A Covetous Heart

What does it mean to covet (Exodus 20:17) and how can we relate this to our lives?

Many of us like to collect things or enjoy the feeling of acquiring something new. Is this covetousness? Generally, no. To covet something means to allow the desire for that item to govern one’s emotions in such a way that it negatively affects our relationships with one another.

In His Sermon on the Mount, Jesus warned that it is not just in keeping our external actions in check, but also our inward desires of the heart (Matthew 5:21-30). The sin of covetousness, born in the heart, produces a lustful desire for something or someone else. The damage caused by such an emotion results in a loss of contentment (see Philippians 4:11-12 and 1 Timothy 6:6-8 for an understanding of God’s desire for our contentment) and ultimately shifts our focus from our eternal reward to those of temporal pleasure (Matthew 6:20-21, 33). Paul further equates these actions to a form of idolatry (Colossians 3:5).

The Christian music group Casting Crowns has a song called, “Slow Fade” which contain the following lyrics:

“Be careful little eyes what you see,

It's the second glance that ties your hands

As darkness pulls the strings”

King David provides an excellent example of these lyrics. It was David’s second glance at Bathsheba that incited covetousness in his heart, which led to adultery and ultimately to murder. In his choices, we see how the sin of covetousness can easily lead to other detrimental actions, which creates a downward spiral filled with hopelessness and despair. David’s response to his sins in Psalm 51 provides a glimpse of a life anguished over being separated from God.

Thus, when we covet we not only hurt the relationships we have with others (James 4:1-3), but we are also hurting our relationship with God (Psalm 51:10-12).

Unfortunately, falling into covetousness is easier today than it ever has been thanks to social media. Instead of being content with our own lives, we scan through our Facebook feeds and see lives of other people doing things, going places, possessing material things that we wish we could. We are then drawn to compare our lives with what we see in these posts and instantly feel insecure about ourselves and how our lives cannot compare. There is little doubt about the validity of research conducted that has shown a correlation in depression and time spent on Facebook.

If we have love abiding in us, then we should rejoice with the happiness of others, just as we mourn with those who are mourning (Romans 12:15). We should celebrate God’s blessings on others, even the unbelievers as this is part of God’s common grace to everyone (Luke 6:35). We should not only be content for what we have been given, but be grateful.

Go back and re-read that apostle Paul’s statement in Philippians 4:11-12. Here was a man who has been beaten countless times, currently writing this epistle in prison, and yet he is content. Why? Because the grace of God sustains him.

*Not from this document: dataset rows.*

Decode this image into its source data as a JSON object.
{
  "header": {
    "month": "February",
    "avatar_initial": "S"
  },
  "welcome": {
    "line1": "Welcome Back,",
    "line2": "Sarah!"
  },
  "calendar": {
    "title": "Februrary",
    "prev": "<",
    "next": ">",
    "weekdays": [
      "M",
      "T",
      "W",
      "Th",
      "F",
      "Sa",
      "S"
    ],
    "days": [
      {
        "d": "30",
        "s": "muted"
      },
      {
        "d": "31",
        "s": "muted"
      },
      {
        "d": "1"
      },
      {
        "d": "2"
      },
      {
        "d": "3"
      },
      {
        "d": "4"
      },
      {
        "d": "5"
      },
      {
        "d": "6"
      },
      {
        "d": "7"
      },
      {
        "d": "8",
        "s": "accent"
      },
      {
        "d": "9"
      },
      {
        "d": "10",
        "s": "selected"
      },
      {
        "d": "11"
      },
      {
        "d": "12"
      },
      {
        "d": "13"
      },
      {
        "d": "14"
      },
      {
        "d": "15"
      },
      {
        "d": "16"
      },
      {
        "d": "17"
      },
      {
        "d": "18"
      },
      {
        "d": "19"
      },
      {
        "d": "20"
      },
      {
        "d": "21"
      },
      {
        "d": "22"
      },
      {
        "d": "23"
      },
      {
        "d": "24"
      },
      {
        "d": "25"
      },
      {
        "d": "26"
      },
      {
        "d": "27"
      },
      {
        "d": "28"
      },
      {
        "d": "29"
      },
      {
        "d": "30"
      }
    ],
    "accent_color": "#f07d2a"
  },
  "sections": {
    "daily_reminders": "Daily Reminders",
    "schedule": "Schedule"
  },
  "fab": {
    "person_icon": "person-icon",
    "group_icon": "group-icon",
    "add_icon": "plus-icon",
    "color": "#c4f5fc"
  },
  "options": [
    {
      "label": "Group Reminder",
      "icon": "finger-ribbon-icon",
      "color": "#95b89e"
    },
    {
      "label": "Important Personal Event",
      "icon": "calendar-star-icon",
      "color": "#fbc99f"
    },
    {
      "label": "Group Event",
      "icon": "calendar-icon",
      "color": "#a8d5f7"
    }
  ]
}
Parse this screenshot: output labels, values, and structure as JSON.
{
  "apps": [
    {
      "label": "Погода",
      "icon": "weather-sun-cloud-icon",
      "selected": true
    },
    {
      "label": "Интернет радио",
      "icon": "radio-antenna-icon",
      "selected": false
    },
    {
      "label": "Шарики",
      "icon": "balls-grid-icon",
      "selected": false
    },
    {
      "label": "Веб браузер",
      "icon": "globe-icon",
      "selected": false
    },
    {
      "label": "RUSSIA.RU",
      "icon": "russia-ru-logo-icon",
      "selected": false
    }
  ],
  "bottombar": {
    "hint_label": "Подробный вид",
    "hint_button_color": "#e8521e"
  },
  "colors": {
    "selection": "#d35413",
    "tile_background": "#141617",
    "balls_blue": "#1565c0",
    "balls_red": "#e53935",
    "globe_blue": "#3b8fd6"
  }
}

Paul is looking beyond what this world can offer and is instead focused on Christ.

Let that be your example and you can win the battle over the desire to covet.

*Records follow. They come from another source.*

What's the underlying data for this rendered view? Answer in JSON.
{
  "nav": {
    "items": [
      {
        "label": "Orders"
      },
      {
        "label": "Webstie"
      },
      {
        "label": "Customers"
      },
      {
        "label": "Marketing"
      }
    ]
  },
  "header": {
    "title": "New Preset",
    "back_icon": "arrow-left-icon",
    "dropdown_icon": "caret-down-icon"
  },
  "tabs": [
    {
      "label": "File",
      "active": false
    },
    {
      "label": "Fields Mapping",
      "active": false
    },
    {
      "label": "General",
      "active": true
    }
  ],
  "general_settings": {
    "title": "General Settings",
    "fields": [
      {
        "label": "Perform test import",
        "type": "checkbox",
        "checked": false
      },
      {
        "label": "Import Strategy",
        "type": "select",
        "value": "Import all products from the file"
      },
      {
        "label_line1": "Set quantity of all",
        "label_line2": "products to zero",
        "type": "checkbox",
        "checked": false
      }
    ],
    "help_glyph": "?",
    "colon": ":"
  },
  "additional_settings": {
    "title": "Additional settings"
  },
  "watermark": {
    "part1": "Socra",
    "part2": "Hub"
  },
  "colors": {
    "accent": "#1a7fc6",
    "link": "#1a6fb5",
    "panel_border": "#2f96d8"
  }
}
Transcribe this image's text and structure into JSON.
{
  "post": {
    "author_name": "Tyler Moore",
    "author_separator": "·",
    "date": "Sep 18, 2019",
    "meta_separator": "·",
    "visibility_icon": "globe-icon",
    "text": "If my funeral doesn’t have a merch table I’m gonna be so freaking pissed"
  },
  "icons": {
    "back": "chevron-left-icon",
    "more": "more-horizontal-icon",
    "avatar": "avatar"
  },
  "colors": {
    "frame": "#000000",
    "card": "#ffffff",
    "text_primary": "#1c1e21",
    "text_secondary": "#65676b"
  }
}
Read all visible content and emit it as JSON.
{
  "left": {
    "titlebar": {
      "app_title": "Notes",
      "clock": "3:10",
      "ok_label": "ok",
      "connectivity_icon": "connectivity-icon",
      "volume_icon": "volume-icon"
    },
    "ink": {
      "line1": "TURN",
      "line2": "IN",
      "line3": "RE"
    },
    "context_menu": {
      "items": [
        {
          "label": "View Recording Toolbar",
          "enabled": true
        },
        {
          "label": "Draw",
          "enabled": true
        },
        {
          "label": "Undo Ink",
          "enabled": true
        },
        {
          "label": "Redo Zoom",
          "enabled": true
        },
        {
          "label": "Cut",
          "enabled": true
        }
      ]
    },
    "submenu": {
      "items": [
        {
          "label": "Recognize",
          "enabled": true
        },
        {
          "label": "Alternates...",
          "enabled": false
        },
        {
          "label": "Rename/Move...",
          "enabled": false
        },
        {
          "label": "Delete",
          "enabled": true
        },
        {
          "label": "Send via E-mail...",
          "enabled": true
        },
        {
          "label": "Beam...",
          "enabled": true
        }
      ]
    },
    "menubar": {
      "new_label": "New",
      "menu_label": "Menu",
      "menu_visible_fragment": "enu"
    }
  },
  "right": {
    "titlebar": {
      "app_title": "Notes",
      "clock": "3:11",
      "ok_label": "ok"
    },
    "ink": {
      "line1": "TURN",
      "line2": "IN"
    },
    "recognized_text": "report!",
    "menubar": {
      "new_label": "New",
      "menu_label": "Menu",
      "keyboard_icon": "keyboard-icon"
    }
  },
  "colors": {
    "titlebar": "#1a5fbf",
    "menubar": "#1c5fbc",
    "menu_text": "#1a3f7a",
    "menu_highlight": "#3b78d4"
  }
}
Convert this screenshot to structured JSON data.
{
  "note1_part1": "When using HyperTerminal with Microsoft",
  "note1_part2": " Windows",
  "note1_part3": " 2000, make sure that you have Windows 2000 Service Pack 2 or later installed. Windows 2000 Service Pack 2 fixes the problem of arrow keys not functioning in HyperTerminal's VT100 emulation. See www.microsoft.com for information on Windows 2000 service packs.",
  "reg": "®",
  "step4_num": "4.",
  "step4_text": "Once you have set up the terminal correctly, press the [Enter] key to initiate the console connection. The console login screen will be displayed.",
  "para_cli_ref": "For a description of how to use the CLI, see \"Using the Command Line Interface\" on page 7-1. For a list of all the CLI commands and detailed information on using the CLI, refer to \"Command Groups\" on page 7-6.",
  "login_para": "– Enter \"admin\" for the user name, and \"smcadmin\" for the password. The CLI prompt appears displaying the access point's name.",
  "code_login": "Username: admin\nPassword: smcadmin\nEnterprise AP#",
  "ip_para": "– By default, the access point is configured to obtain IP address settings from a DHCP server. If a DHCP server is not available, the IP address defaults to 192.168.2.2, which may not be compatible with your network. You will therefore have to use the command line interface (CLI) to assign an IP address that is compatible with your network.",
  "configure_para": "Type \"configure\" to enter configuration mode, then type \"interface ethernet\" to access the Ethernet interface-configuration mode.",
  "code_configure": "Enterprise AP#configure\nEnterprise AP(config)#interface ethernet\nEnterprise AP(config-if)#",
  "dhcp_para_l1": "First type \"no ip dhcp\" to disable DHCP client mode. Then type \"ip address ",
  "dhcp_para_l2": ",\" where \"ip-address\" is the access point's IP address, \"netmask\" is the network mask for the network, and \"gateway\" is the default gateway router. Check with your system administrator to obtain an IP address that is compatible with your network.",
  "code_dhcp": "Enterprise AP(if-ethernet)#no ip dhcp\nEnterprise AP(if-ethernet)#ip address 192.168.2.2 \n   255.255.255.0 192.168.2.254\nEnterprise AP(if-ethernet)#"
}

Additional Scriptural Cross References: Deuteronomy 5:21; Proverbs 6:29; Micah 2:2; Matthew 5:28; Luke 12:15; Romans 13:9; Hebrews 13:5